So, boyfriend gets arrested. Oops, I forgot to tell you, boyfriend was also parole. So, he gets arrested for the new case (harassment) and when you add that to a violation of parole (for getting arrested), boyfriend has to stay in jail. Well, girlfriend goes to visit boyfriend in jail, he cries, she agrees to take him back, he promises never to do anything to the baby, and she believes him. She starts to realize that she's going to need his help when the baby is born, too. (Because he'll make a great dad, of course.) He tells her, if you call the police back and tell them that you want to drop the charges, I can get out of jail. And she wants her boyfriend out of jail, especially as her due date approaches.
So, she goes back to the same police officer, and she tells the police officer that she wants to drop the charges. Well, too bad, it's out of my hands now, the officer says. The only way... he says... is if didn't really happen. So she says, "Ok, it didn't really happen." Ta da, she's put in handcuffs and arrested.
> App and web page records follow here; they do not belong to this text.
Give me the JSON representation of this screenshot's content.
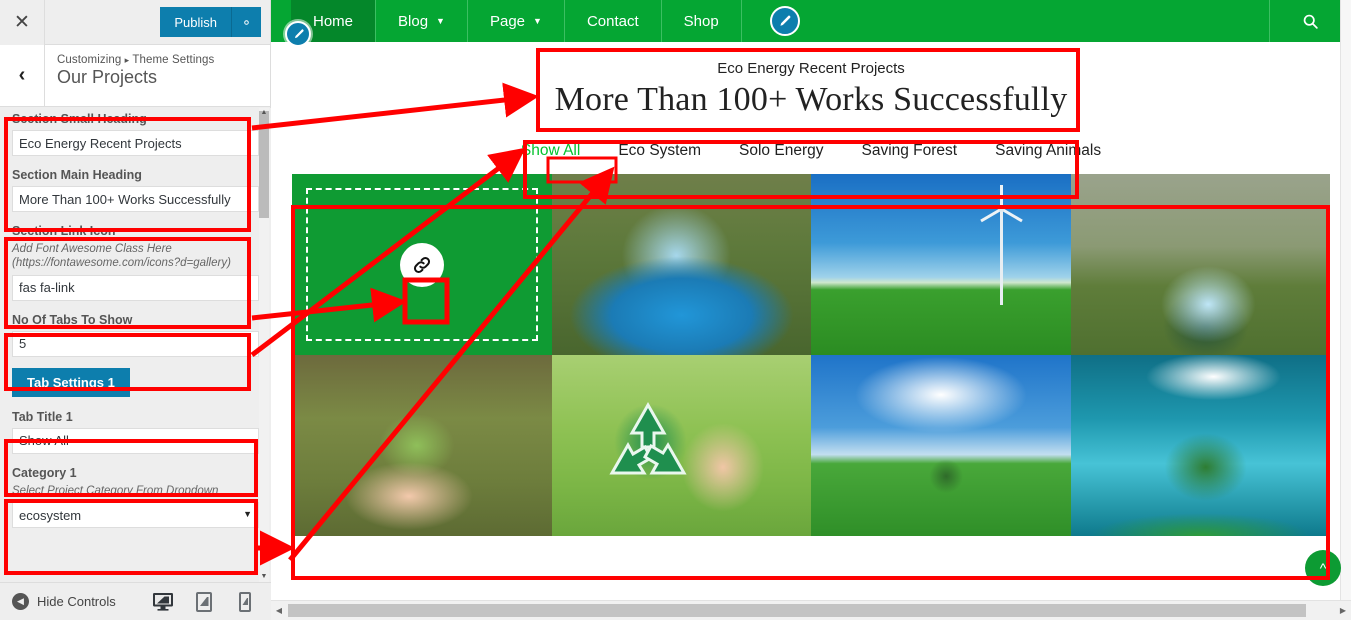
{
  "customizer": {
    "close_icon": "close-icon",
    "publish_label": "Publish",
    "gear_icon": "gear-icon",
    "back_icon": "chevron-left-icon",
    "breadcrumb_root": "Customizing",
    "breadcrumb_sep": "▸",
    "breadcrumb_parent": "Theme Settings",
    "panel_title": "Our Projects",
    "controls": [
      {
        "label": "Section Small Heading",
        "desc": "",
        "value": "Eco Energy Recent Projects",
        "type": "text"
      },
      {
        "label": "Section Main Heading",
        "desc": "",
        "value": "More Than 100+ Works Successfully",
        "type": "text"
      },
      {
        "label": "Section Link Icon",
        "desc": "Add Font Awesome Class Here (https://fontawesome.com/icons?d=gallery)",
        "value": "fas fa-link",
        "type": "text"
      },
      {
        "label": "No Of Tabs To Show",
        "desc": "",
        "value": "5",
        "type": "text"
      },
      {
        "label": "Tab Title 1",
        "desc": "",
        "value": "Show All",
        "type": "text"
      },
      {
        "label": "Category 1",
        "desc": "Select Project Category From Dropdown",
        "value": "ecosystem",
        "type": "select"
      }
    ],
    "tab_settings_button": "Tab Settings 1",
    "footer": {
      "hide_controls_label": "Hide Controls",
      "collapse_icon": "collapse-arrow-icon",
      "devices": [
        {
          "name": "desktop-preview",
          "icon": "desktop-icon",
          "active": true
        },
        {
          "name": "tablet-preview",
          "icon": "tablet-icon",
          "active": false
        },
        {
          "name": "mobile-preview",
          "icon": "mobile-icon",
          "active": false
        }
      ]
    }
  },
  "preview": {
    "nav": {
      "items": [
        {
          "label": "Home",
          "has_caret": false,
          "active": true
        },
        {
          "label": "Blog",
          "has_caret": true,
          "active": false
        },
        {
          "label": "Page",
          "has_caret": true,
          "active": false
        },
        {
          "label": "Contact",
          "has_caret": false,
          "active": false
        },
        {
          "label": "Shop",
          "has_caret": false,
          "active": false
        }
      ],
      "edit_icon": "pencil-edit-icon",
      "search_icon": "search-icon",
      "bar_color": "#05a633",
      "active_color": "#04872a"
    },
    "section": {
      "edit_icon": "pencil-edit-icon",
      "small_heading": "Eco Energy Recent Projects",
      "main_heading": "More Than 100+ Works Successfully"
    },
    "tabs": [
      {
        "label": "Show All",
        "active": true
      },
      {
        "label": "Eco System",
        "active": false
      },
      {
        "label": "Solo Energy",
        "active": false
      },
      {
        "label": "Saving Forest",
        "active": false
      },
      {
        "label": "Saving Animals",
        "active": false
      }
    ],
    "tab_active_color": "#05c22e",
    "gallery": [
      {
        "name": "project-tile-volunteers",
        "style": "hovered",
        "link_icon": "link-icon"
      },
      {
        "name": "project-tile-recycle-bin",
        "style": "ph-recycle-bin",
        "link_icon": ""
      },
      {
        "name": "project-tile-windmill",
        "style": "ph-windmill",
        "link_icon": ""
      },
      {
        "name": "project-tile-bottle-bin",
        "style": "ph-bottle-bin",
        "link_icon": ""
      },
      {
        "name": "project-tile-sapling-hands",
        "style": "ph-sapling",
        "link_icon": ""
      },
      {
        "name": "project-tile-recycle-symbol",
        "style": "ph-recycle-sym",
        "link_icon": ""
      },
      {
        "name": "project-tile-tree-field",
        "style": "ph-tree-field",
        "link_icon": ""
      },
      {
        "name": "project-tile-tree-globe",
        "style": "ph-tree-globe",
        "link_icon": ""
      }
    ],
    "back_to_top_icon": "chevron-up-icon",
    "back_to_top_color": "#0d9b33"
  },
  "annotation": {
    "color": "#ff0000",
    "boxes": [
      "section-headings-control-box",
      "section-link-icon-control-box",
      "no-of-tabs-control-box",
      "tab-title-control-box",
      "category-control-box",
      "preview-headings-box",
      "preview-tabs-box",
      "preview-show-all-box",
      "preview-link-icon-box",
      "preview-gallery-box"
    ]
  }
}
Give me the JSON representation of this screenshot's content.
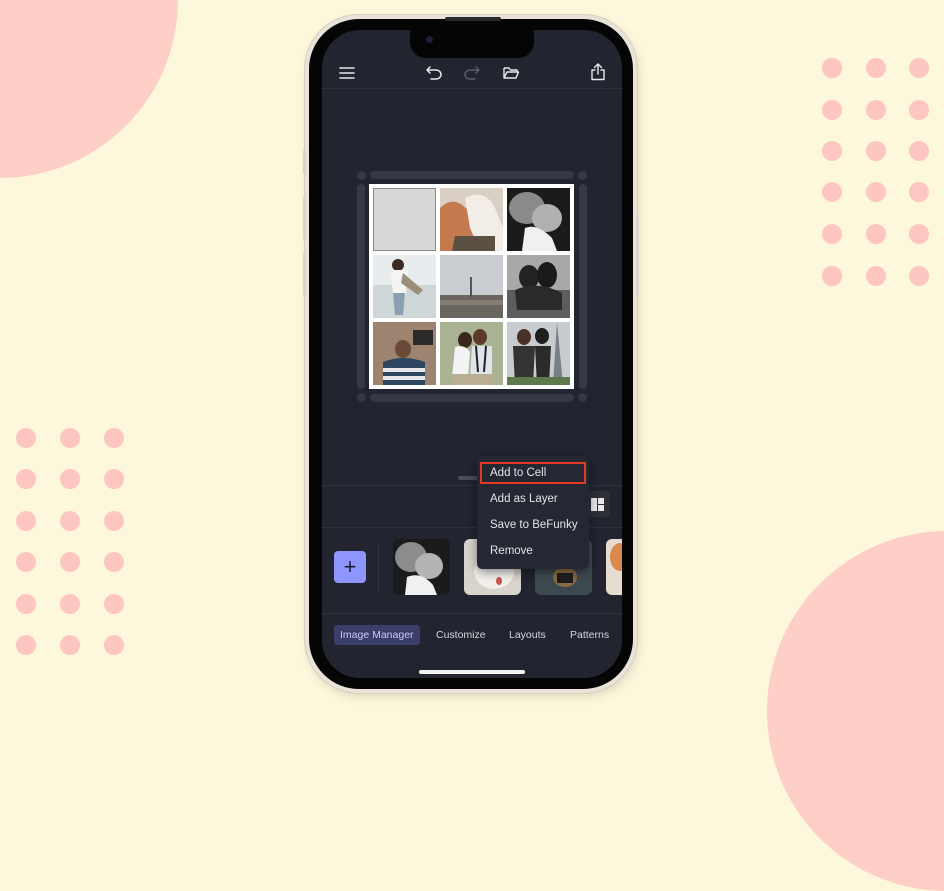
{
  "background": {
    "color": "#fdf8db",
    "accent_color": "#fecfc6",
    "dot_color": "#fdc6c1"
  },
  "topbar": {
    "menu_icon": "hamburger-menu-icon",
    "undo_icon": "undo-icon",
    "redo_icon": "redo-icon",
    "open_icon": "open-folder-icon",
    "share_icon": "share-icon"
  },
  "collage": {
    "grid": "3x3",
    "cells": [
      {
        "content": "empty"
      },
      {
        "content": "couple embrace close-up"
      },
      {
        "content": "father with newborn (b&w)"
      },
      {
        "content": "couple kissing on beach"
      },
      {
        "content": "paris skyline"
      },
      {
        "content": "couple in water (b&w)"
      },
      {
        "content": "man in striped shirt"
      },
      {
        "content": "couple kissing outdoors"
      },
      {
        "content": "couple at eiffel tower"
      }
    ]
  },
  "context_menu": {
    "items": [
      {
        "label": "Add to Cell",
        "highlighted": true
      },
      {
        "label": "Add as Layer",
        "highlighted": false
      },
      {
        "label": "Save to BeFunky",
        "highlighted": false
      },
      {
        "label": "Remove",
        "highlighted": false
      }
    ],
    "highlight_color": "#e33b25"
  },
  "image_manager": {
    "add_button_label": "+",
    "add_button_color": "#8f95ff",
    "thumbnails": [
      {
        "content": "father with newborn (b&w)"
      },
      {
        "content": "white dog"
      },
      {
        "content": "dog with camera"
      },
      {
        "content": "partial image"
      }
    ]
  },
  "tabs": [
    {
      "label": "Image Manager",
      "active": true
    },
    {
      "label": "Customize",
      "active": false
    },
    {
      "label": "Layouts",
      "active": false
    },
    {
      "label": "Patterns",
      "active": false
    }
  ]
}
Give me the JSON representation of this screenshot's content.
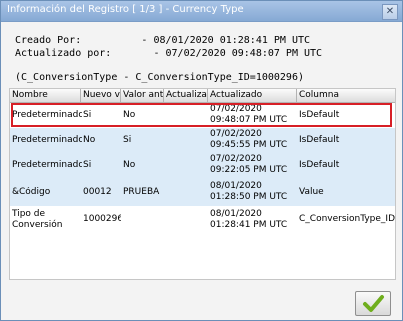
{
  "window": {
    "title": "Información del Registro [ 1/3 ] - Currency Type"
  },
  "info": {
    "created_line": "Creado Por:          - 08/01/2020 01:28:41 PM UTC",
    "updated_line": "Actualizado por:       - 07/02/2020 09:48:07 PM UTC",
    "table_line": "(C_ConversionType - C_ConversionType_ID=1000296)"
  },
  "table": {
    "headers": [
      "Nombre",
      "Nuevo v",
      "Valor ante",
      "Actualizad",
      "Actualizado",
      "Columna"
    ],
    "rows": [
      [
        "Predeterminado",
        "Si",
        "No",
        "",
        "07/02/2020\n09:48:07 PM UTC",
        "IsDefault"
      ],
      [
        "Predeterminado",
        "No",
        "Si",
        "",
        "07/02/2020\n09:45:55 PM UTC",
        "IsDefault"
      ],
      [
        "Predeterminado",
        "Si",
        "No",
        "",
        "07/02/2020\n09:22:05 PM UTC",
        "IsDefault"
      ],
      [
        "&Código",
        "00012",
        "PRUEBA",
        "",
        "08/01/2020\n01:28:50 PM UTC",
        "Value"
      ],
      [
        "Tipo de\nConversión",
        "1000296",
        "",
        "",
        "08/01/2020\n01:28:41 PM UTC",
        "C_ConversionType_ID"
      ]
    ]
  },
  "icons": {
    "close": "close-icon",
    "ok": "checkmark-icon"
  },
  "colors": {
    "selection_border": "#d71f26",
    "row_alt": "#dcebf8",
    "checkmark": "#6fae1d"
  }
}
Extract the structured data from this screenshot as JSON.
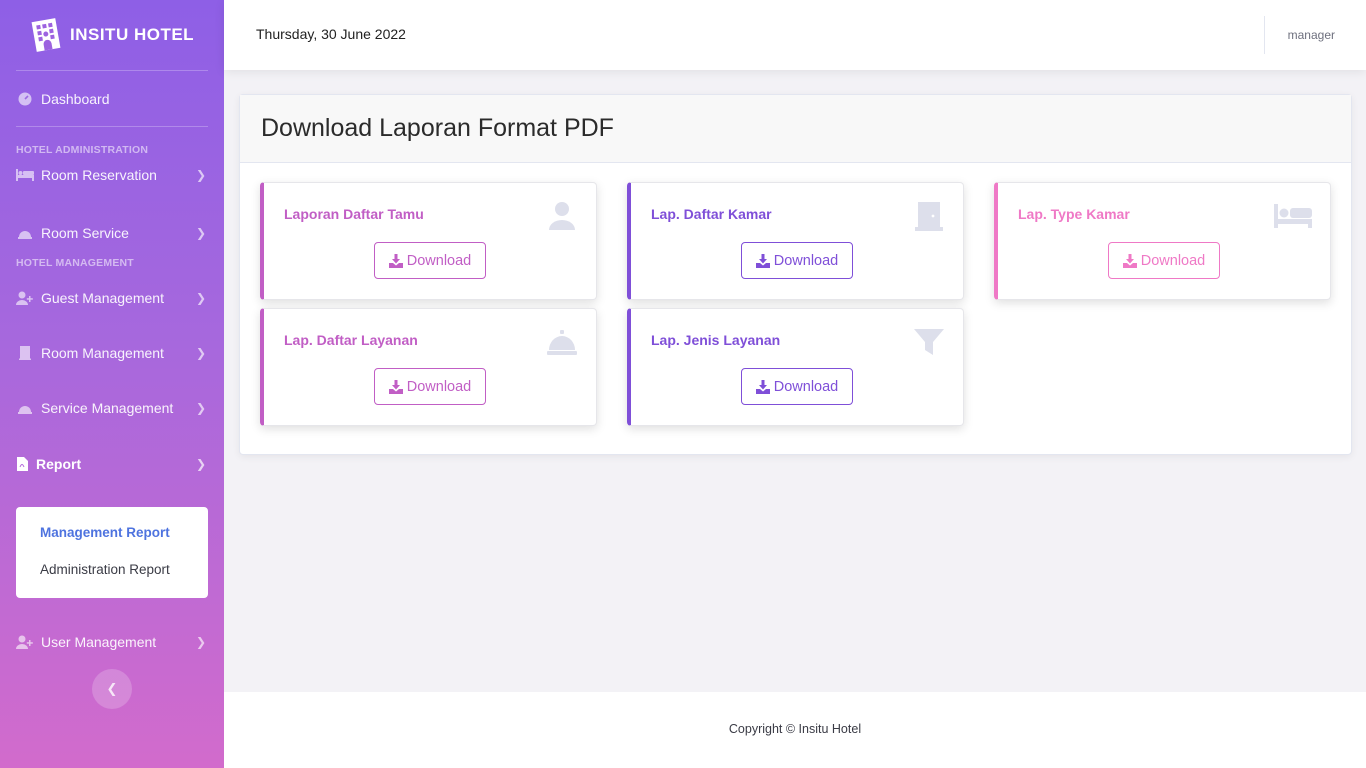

The D.A. decides either she lied in her first report to the police (that he threatened her) or in her second report to the police (that he didn't threaten her). When I meet her at arraignments, she's "very" pregnant (she had the baby 2 weeks later). She was released, and in the end, she had to spend two days doing community service but avoided getting a criminal record.
Who did she hurt? Eh, I guess you could argue that she was trying to defraud the system that was keeping her boyfriend in jail. What resources did she waste? Maybe an hour of this officer's time. And what she did really wasn't all that ridiculous. In my opinion, what she did seems kind of reasonable, and certainly not "criminal." But, it's important for society to set a standard that it's not acceptable to falsely report crimes. Or maybe the D.A.s in my neck of the words are a lot more zealous and prosecute a lot of ridiculous cases. That's certainly possible too. In fact, I believe that if the runaway bride case took place here, not only would she have been arrested, I think she would have been charged with falsely reporting an incident and a hate crime enhancement (for adding the fact that her abductor was a Hispanic male).
Ok, I think I'm sick of the runaway bride now. We need a new news story.